## Task goal
The string "this" appears in some lines of the data. Report how many, with no other words.

-- -- --

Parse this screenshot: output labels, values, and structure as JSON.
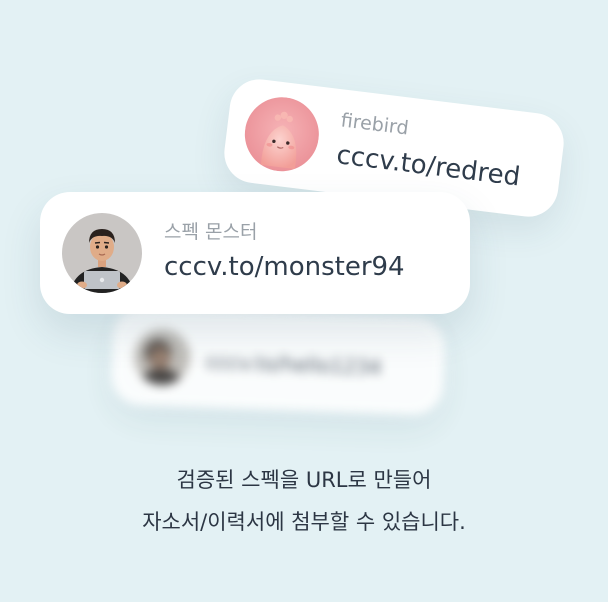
{
  "cards": [
    {
      "nickname": "firebird",
      "url": "cccv.to/redred",
      "avatar_icon": "pink-creature-avatar-icon"
    },
    {
      "nickname": "스펙 몬스터",
      "url": "cccv.to/monster94",
      "avatar_icon": "man-laptop-avatar-icon"
    },
    {
      "nickname": "",
      "url": "cccv.to/hello1234",
      "avatar_icon": "person-avatar-icon"
    }
  ],
  "caption": {
    "line1": "검증된 스펙을 URL로 만들어",
    "line2": "자소서/이력서에 첨부할 수 있습니다."
  },
  "colors": {
    "background": "#e3f1f4",
    "card": "#ffffff",
    "nickname_text": "#9aa1a8",
    "url_text": "#2f3c4b",
    "caption_text": "#2c3644"
  }
}
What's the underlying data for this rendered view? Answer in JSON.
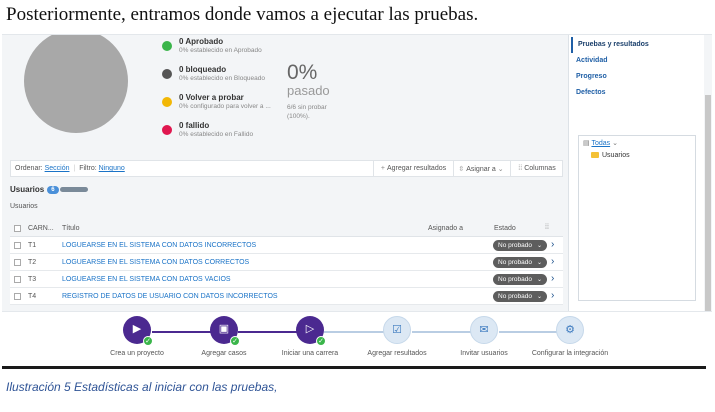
{
  "document": {
    "heading": "Posteriormente, entramos donde vamos a ejecutar las pruebas.",
    "caption": "Ilustración 5 Estadísticas al iniciar con las pruebas,"
  },
  "stats": {
    "legend": [
      {
        "title": "0 Aprobado",
        "sub": "0% establecido en Aprobado",
        "color": "#3ab54a"
      },
      {
        "title": "0 bloqueado",
        "sub": "0% establecido en Bloqueado",
        "color": "#555555"
      },
      {
        "title": "0 Volver a probar",
        "sub": "0% configurado para volver a ...",
        "color": "#f2b705"
      },
      {
        "title": "0 fallido",
        "sub": "0% establecido en Fallido",
        "color": "#e0174f"
      }
    ],
    "percent": "0%",
    "percent_label": "pasado",
    "untested": "6/6 sin probar (100%)."
  },
  "toolbar": {
    "order_label": "Ordenar:",
    "order_value": "Sección",
    "filter_label": "Filtro:",
    "filter_value": "Ninguno",
    "add_results": "Agregar resultados",
    "assign": "Asignar a",
    "columns": "Columnas"
  },
  "group": {
    "title": "Usuarios",
    "count": "6",
    "label": "Usuarios"
  },
  "table": {
    "headers": {
      "id": "CARN...",
      "title": "Título",
      "assigned": "Asignado a",
      "state": "Estado"
    },
    "rows": [
      {
        "id": "T1",
        "title": "LOGUEARSE EN EL SISTEMA CON DATOS INCORRECTOS",
        "state": "No probado"
      },
      {
        "id": "T2",
        "title": "LOGUEARSE EN EL SISTEMA CON DATOS CORRECTOS",
        "state": "No probado"
      },
      {
        "id": "T3",
        "title": "LOGUEARSE EN EL SISTEMA CON DATOS VACIOS",
        "state": "No probado"
      },
      {
        "id": "T4",
        "title": "REGISTRO DE DATOS DE USUARIO CON DATOS INCORRECTOS",
        "state": "No probado"
      }
    ]
  },
  "sidebar": {
    "items": [
      {
        "label": "Pruebas y resultados"
      },
      {
        "label": "Actividad"
      },
      {
        "label": "Progreso"
      },
      {
        "label": "Defectos"
      }
    ],
    "tree_filter": "Todas",
    "tree_item": "Usuarios"
  },
  "onboarding": {
    "steps": [
      {
        "label": "Crea un proyecto",
        "done": true,
        "icon": "project-icon"
      },
      {
        "label": "Agregar casos",
        "done": true,
        "icon": "add-cases-icon"
      },
      {
        "label": "Iniciar una carrera",
        "done": true,
        "icon": "run-icon"
      },
      {
        "label": "Agregar resultados",
        "done": false,
        "icon": "results-icon"
      },
      {
        "label": "Invitar usuarios",
        "done": false,
        "icon": "invite-icon"
      },
      {
        "label": "Configurar la integración",
        "done": false,
        "icon": "integration-icon"
      }
    ]
  },
  "colors": {
    "accent": "#4b2990",
    "link": "#1a73c7",
    "passed": "#3ab54a"
  }
}
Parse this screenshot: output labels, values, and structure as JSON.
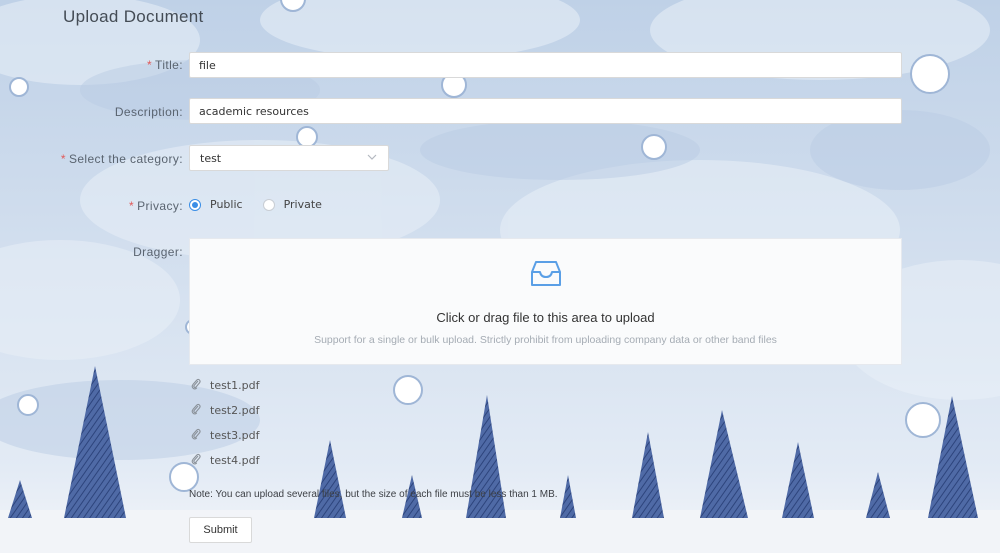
{
  "page": {
    "title": "Upload Document"
  },
  "form": {
    "title": {
      "label": "Title:",
      "value": "file",
      "required": true
    },
    "description": {
      "label": "Description:",
      "value": "academic resources",
      "required": false
    },
    "category": {
      "label": "Select the category:",
      "value": "test",
      "required": true
    },
    "privacy": {
      "label": "Privacy:",
      "required": true,
      "options": [
        {
          "label": "Public",
          "checked": true
        },
        {
          "label": "Private",
          "checked": false
        }
      ]
    },
    "dragger": {
      "label": "Dragger:",
      "main_text": "Click or drag file to this area to upload",
      "hint": "Support for a single or bulk upload. Strictly prohibit from uploading company data or other band files"
    },
    "files": [
      {
        "name": "test1.pdf"
      },
      {
        "name": "test2.pdf"
      },
      {
        "name": "test3.pdf"
      },
      {
        "name": "test4.pdf"
      }
    ],
    "note": "Note: You can upload several files, but the size of each file must be less than 1 MB.",
    "submit_label": "Submit"
  },
  "colors": {
    "accent": "#3a8ee6",
    "required": "#e05a5a",
    "tree": "#4f6aa6"
  },
  "icons": {
    "dragger": "inbox-icon",
    "file": "paperclip-icon",
    "select": "chevron-down-icon"
  }
}
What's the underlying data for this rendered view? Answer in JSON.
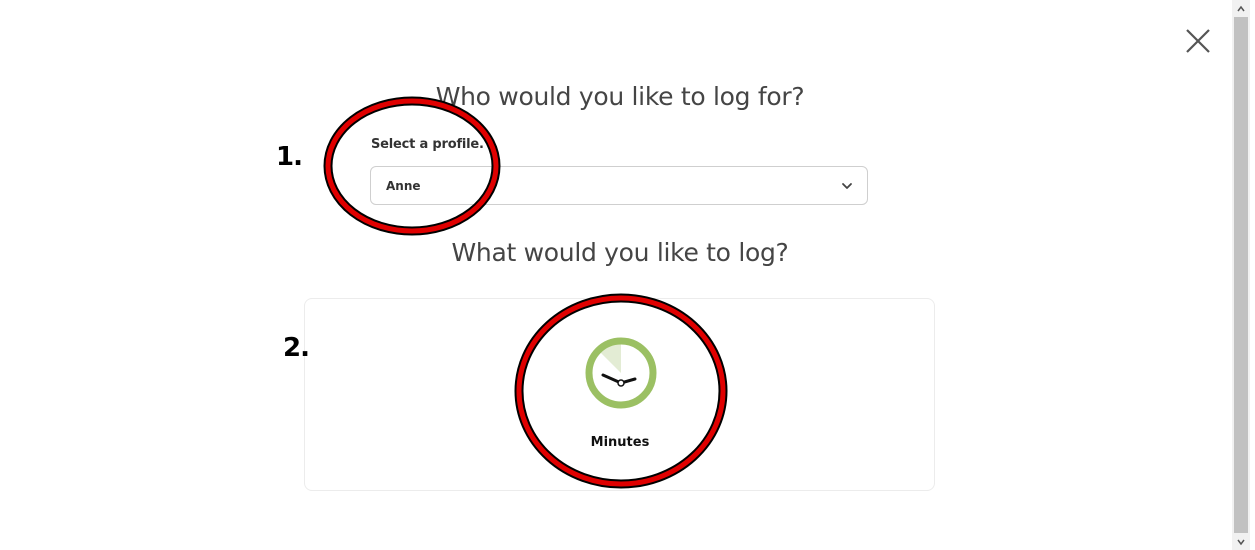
{
  "dialog": {
    "close_icon": "close-icon",
    "profile_heading": "Who would you like to log for?",
    "profile_label": "Select a profile.",
    "profile_selected": "Anne",
    "log_heading": "What would you like to log?",
    "log_options": [
      {
        "label": "Minutes",
        "icon": "clock-icon"
      }
    ]
  },
  "annotations": {
    "step1": "1.",
    "step2": "2.",
    "ring_color": "#e00000"
  },
  "colors": {
    "accent_green": "#9bc063",
    "light_green": "#e3ecd4"
  }
}
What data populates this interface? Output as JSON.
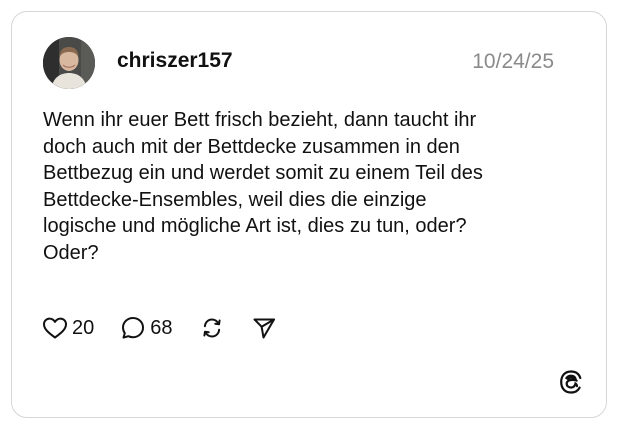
{
  "post": {
    "username": "chriszer157",
    "date": "10/24/25",
    "text": "Wenn ihr euer Bett frisch bezieht, dann taucht ihr\ndoch auch mit der Bettdecke zusammen in den\nBettbezug ein und werdet somit zu einem Teil des\nBettdecke-Ensembles, weil dies die einzige\nlogische und mögliche Art ist, dies zu tun, oder?\nOder?"
  },
  "actions": {
    "like_count": "20",
    "reply_count": "68"
  },
  "icons": {
    "like": "heart-icon",
    "reply": "speech-bubble-icon",
    "repost": "repost-icon",
    "share": "send-icon",
    "brand": "threads-logo-icon"
  },
  "colors": {
    "text": "#111111",
    "date": "#8a8a8a",
    "border": "#d6d6d6"
  }
}
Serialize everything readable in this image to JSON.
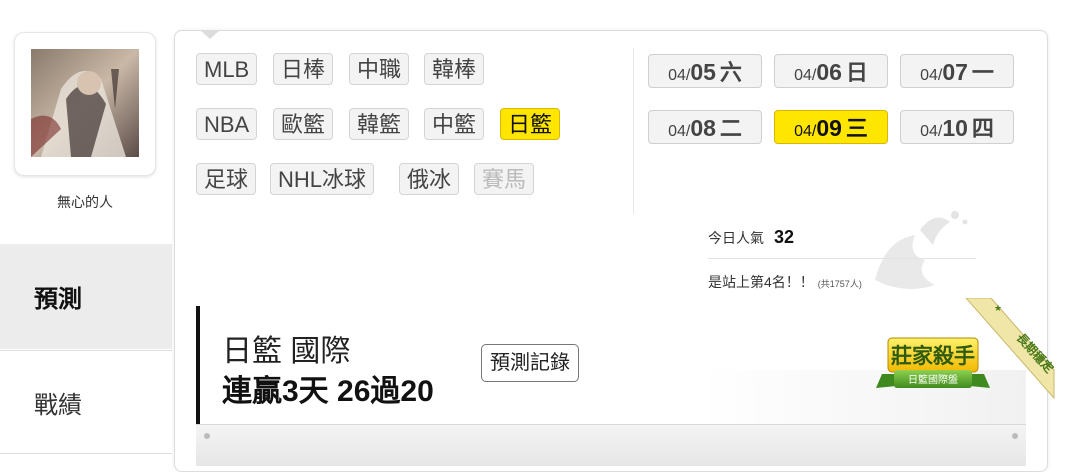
{
  "user": {
    "name": "無心的人"
  },
  "side_tabs": [
    {
      "label": "預測",
      "active": true
    },
    {
      "label": "戰績",
      "active": false
    }
  ],
  "sports": {
    "row1": [
      {
        "label": "MLB"
      },
      {
        "label": "日棒"
      },
      {
        "label": "中職"
      },
      {
        "label": "韓棒"
      }
    ],
    "row2": [
      {
        "label": "NBA"
      },
      {
        "label": "歐籃"
      },
      {
        "label": "韓籃"
      },
      {
        "label": "中籃"
      },
      {
        "label": "日籃",
        "active": true
      }
    ],
    "row3": [
      {
        "label": "足球"
      },
      {
        "label": "NHL冰球"
      },
      {
        "label": "俄冰"
      },
      {
        "label": "賽馬",
        "disabled": true
      }
    ]
  },
  "dates": [
    {
      "md": "04/",
      "day": "05",
      "weekday": "六"
    },
    {
      "md": "04/",
      "day": "06",
      "weekday": "日"
    },
    {
      "md": "04/",
      "day": "07",
      "weekday": "一"
    },
    {
      "md": "04/",
      "day": "08",
      "weekday": "二"
    },
    {
      "md": "04/",
      "day": "09",
      "weekday": "三",
      "active": true
    },
    {
      "md": "04/",
      "day": "10",
      "weekday": "四"
    }
  ],
  "popularity": {
    "label": "今日人氣",
    "value": "32",
    "rank_text": "是站上第4名！！",
    "total_text": "(共1757人)"
  },
  "record": {
    "title": "日籃 國際",
    "streak": "連贏3天 26過20",
    "button_label": "預測記錄"
  },
  "badge": {
    "ribbon": "長期穩定",
    "title": "莊家殺手",
    "subtitle": "日籃國際盤"
  },
  "colors": {
    "accent": "#ffe600",
    "badge_green": "#5aa02c",
    "badge_ribbon": "#efe6a8"
  }
}
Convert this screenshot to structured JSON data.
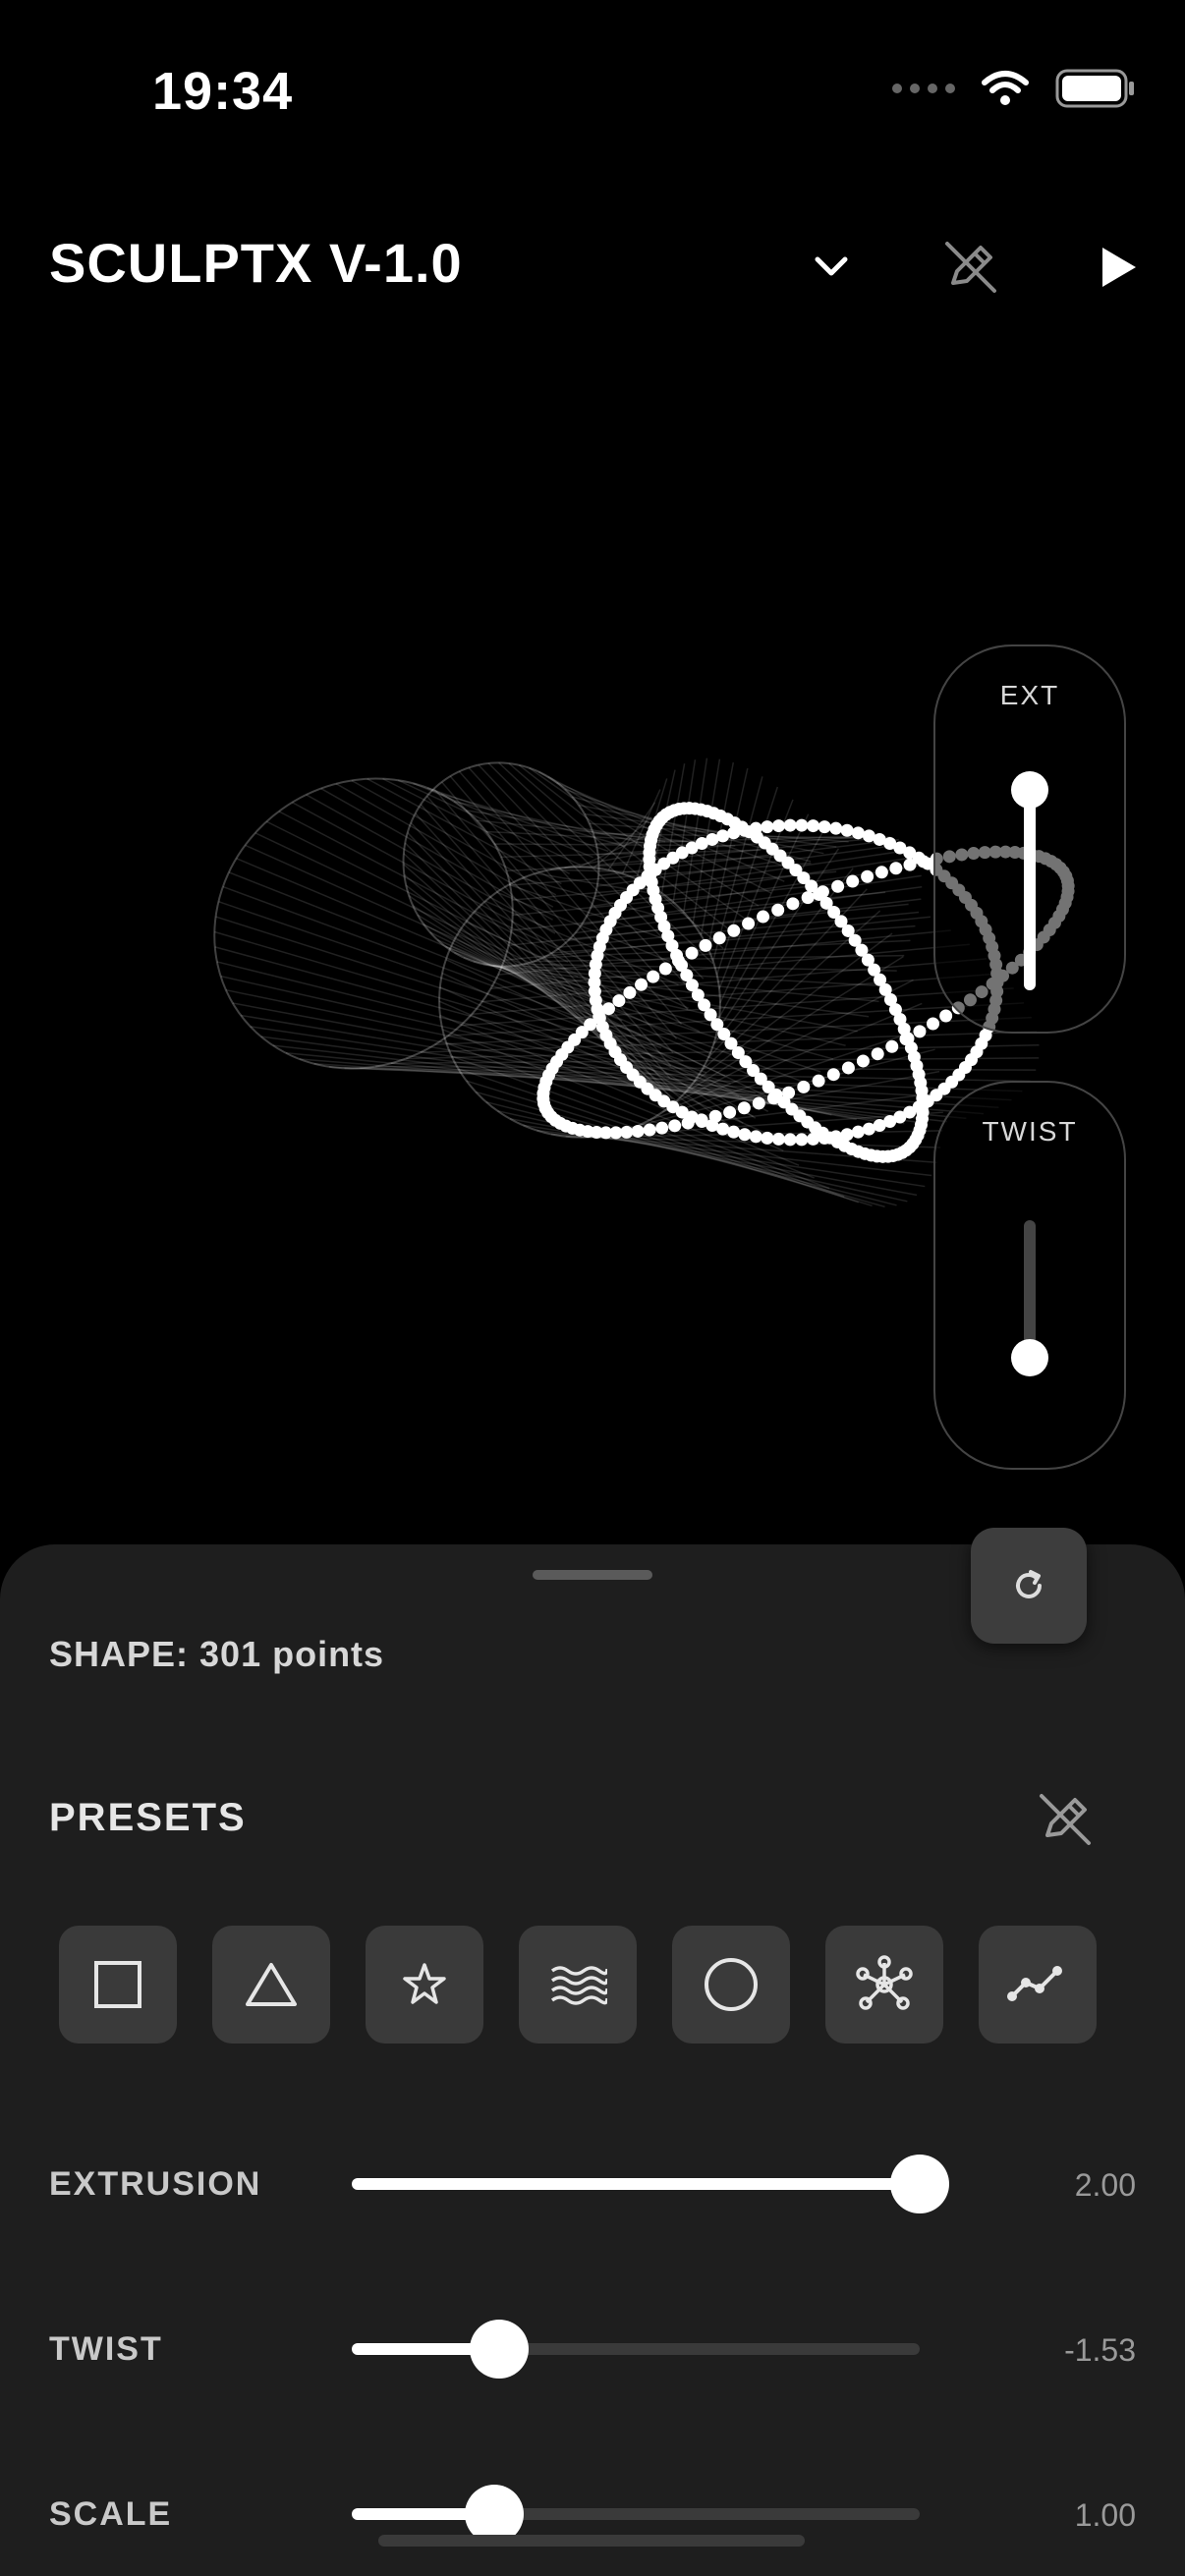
{
  "status_bar": {
    "time": "19:34",
    "icons": [
      "signal-dots-icon",
      "wifi-icon",
      "battery-icon"
    ]
  },
  "header": {
    "title": "SCULPTX V-1.0",
    "buttons": [
      "chevron-down-icon",
      "pencil-off-icon",
      "play-icon"
    ]
  },
  "overlay_sliders": {
    "ext": {
      "label": "EXT",
      "level": 0.92
    },
    "twist": {
      "label": "TWIST",
      "level": 0.08
    }
  },
  "sheet": {
    "shape_info": "SHAPE: 301 points",
    "presets_title": "PRESETS",
    "presets_icon": "pencil-off-icon",
    "presets": [
      {
        "name": "square-icon"
      },
      {
        "name": "triangle-icon"
      },
      {
        "name": "star-icon"
      },
      {
        "name": "waves-icon"
      },
      {
        "name": "circle-icon"
      },
      {
        "name": "network-icon"
      },
      {
        "name": "line-graph-icon"
      }
    ],
    "sliders": [
      {
        "label": "EXTRUSION",
        "value": "2.00",
        "fraction": 1.0
      },
      {
        "label": "TWIST",
        "value": "-1.53",
        "fraction": 0.26
      },
      {
        "label": "SCALE",
        "value": "1.00",
        "fraction": 0.25
      }
    ]
  },
  "colors": {
    "background": "#000000",
    "sheet": "#1e1e1e",
    "accent": "#ffffff",
    "preset_tile": "#3a3a3a"
  }
}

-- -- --

## Task answer
8